Content starts

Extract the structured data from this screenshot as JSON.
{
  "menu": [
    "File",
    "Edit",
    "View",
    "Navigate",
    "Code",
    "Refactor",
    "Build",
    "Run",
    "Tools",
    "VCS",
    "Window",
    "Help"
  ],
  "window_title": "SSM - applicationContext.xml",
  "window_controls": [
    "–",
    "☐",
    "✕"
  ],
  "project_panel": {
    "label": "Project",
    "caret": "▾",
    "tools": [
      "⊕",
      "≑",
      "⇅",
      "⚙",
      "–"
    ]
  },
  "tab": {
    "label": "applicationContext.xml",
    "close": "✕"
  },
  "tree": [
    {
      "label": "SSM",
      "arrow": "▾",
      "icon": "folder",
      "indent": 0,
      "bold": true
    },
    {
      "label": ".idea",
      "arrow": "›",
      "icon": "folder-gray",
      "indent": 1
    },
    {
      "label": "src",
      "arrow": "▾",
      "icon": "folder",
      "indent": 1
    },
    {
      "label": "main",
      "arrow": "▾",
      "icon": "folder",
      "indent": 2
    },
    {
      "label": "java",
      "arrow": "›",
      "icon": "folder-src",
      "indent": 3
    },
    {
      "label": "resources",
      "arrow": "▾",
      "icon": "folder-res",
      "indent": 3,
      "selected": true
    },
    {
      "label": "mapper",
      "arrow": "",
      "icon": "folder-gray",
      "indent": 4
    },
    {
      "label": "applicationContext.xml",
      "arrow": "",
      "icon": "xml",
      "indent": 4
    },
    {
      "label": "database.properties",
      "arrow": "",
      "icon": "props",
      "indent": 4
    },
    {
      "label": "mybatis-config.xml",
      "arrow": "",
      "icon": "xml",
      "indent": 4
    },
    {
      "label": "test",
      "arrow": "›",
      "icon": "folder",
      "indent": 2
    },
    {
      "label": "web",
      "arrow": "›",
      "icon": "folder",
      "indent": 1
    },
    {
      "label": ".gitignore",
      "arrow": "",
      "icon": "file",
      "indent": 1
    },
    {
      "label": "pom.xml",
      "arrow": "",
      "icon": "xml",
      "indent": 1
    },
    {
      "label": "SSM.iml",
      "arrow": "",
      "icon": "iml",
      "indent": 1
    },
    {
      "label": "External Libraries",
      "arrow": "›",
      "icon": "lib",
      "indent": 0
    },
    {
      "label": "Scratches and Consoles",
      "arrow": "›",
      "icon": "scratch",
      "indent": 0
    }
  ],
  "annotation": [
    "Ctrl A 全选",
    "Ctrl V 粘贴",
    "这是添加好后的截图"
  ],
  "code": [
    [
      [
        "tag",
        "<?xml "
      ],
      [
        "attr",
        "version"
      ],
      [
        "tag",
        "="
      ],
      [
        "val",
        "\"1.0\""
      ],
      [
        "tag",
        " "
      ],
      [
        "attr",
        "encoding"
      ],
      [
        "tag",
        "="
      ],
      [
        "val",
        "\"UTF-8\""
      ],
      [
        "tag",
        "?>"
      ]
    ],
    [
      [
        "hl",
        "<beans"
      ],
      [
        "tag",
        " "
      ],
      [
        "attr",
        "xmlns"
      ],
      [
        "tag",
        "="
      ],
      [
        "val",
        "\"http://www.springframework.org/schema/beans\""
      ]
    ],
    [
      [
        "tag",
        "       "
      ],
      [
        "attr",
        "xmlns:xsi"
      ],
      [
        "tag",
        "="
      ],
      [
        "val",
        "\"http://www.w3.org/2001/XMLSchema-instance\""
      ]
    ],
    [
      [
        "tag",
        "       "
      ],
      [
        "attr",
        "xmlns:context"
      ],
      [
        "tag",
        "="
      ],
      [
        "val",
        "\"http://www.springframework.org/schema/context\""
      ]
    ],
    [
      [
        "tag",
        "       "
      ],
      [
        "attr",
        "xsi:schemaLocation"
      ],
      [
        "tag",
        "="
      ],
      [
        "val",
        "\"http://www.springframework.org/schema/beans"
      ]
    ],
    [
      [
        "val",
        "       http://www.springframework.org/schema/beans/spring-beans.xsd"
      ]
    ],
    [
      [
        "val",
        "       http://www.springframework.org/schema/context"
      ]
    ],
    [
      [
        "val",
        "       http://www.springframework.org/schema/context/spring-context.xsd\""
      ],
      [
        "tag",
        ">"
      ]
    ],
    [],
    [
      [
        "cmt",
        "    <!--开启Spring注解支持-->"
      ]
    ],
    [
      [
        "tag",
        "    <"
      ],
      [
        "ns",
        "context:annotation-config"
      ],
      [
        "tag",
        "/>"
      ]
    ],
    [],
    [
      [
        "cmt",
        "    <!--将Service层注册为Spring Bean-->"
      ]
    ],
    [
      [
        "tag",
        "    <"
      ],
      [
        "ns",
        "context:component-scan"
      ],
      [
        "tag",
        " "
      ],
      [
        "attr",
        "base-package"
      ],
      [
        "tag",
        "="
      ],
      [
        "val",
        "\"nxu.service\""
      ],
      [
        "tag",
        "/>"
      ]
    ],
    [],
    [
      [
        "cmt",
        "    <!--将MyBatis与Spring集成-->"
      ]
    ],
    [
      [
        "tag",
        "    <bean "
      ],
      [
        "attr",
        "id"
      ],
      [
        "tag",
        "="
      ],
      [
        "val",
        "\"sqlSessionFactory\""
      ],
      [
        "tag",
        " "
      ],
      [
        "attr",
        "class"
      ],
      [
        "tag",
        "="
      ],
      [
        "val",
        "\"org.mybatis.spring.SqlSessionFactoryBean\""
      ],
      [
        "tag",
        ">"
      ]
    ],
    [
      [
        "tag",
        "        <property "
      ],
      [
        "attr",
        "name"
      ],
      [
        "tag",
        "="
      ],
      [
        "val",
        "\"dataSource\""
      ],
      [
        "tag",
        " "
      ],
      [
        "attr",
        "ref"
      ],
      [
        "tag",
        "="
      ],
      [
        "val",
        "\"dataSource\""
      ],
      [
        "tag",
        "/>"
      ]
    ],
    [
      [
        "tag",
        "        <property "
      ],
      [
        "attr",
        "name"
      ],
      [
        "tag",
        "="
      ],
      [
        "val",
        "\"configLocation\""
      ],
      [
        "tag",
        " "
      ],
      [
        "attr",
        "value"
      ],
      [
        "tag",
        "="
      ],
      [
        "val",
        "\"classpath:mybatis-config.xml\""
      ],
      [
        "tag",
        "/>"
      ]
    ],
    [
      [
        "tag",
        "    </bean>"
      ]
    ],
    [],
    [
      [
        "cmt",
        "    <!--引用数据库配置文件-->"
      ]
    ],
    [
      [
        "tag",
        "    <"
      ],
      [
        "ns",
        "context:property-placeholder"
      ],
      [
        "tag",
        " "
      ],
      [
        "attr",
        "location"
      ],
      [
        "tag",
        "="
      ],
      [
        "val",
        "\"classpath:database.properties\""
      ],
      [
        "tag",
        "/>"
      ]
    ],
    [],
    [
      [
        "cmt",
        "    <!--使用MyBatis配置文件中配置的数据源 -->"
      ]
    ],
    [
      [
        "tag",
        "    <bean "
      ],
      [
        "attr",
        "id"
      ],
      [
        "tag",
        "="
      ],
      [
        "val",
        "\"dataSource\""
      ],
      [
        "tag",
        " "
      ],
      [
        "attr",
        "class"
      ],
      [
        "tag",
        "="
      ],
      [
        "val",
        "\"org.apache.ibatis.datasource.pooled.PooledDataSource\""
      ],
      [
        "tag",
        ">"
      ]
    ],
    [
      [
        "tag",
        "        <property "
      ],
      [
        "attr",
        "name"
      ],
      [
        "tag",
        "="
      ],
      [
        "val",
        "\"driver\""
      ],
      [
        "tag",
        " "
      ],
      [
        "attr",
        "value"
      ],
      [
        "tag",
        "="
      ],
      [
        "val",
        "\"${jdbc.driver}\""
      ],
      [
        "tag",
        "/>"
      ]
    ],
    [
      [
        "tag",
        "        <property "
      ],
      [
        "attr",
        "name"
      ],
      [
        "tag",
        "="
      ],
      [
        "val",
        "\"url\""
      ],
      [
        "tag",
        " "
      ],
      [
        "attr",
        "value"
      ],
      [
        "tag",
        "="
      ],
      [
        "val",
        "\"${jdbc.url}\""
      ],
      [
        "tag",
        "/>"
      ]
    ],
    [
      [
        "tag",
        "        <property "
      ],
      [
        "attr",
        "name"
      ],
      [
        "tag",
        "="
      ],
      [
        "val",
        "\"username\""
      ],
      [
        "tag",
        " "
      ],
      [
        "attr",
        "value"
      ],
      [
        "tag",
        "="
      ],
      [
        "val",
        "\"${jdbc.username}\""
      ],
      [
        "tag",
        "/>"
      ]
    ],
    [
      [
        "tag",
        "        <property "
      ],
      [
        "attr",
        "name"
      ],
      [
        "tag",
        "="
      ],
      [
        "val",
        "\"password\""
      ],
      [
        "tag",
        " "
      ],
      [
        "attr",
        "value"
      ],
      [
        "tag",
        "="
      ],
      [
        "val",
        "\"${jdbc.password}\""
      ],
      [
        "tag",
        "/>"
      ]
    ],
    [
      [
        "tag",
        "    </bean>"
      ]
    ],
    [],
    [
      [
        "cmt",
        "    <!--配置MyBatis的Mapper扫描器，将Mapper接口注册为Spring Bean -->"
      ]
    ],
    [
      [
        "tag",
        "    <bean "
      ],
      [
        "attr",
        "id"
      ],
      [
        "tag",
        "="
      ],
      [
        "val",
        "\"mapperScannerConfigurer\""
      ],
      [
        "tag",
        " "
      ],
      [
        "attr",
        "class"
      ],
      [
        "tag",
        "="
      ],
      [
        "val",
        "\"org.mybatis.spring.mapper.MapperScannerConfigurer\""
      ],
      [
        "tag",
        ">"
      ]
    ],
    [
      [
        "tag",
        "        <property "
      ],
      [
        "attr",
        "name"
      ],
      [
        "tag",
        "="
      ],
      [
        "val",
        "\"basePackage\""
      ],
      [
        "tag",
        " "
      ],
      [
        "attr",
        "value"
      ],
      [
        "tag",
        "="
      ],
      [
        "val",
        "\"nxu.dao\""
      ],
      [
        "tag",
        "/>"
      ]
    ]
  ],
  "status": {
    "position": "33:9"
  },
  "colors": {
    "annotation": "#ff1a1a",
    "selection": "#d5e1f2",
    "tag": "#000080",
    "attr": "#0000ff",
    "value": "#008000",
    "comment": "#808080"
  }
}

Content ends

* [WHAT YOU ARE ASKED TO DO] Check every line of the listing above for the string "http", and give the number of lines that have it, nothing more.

* [RESULT] 7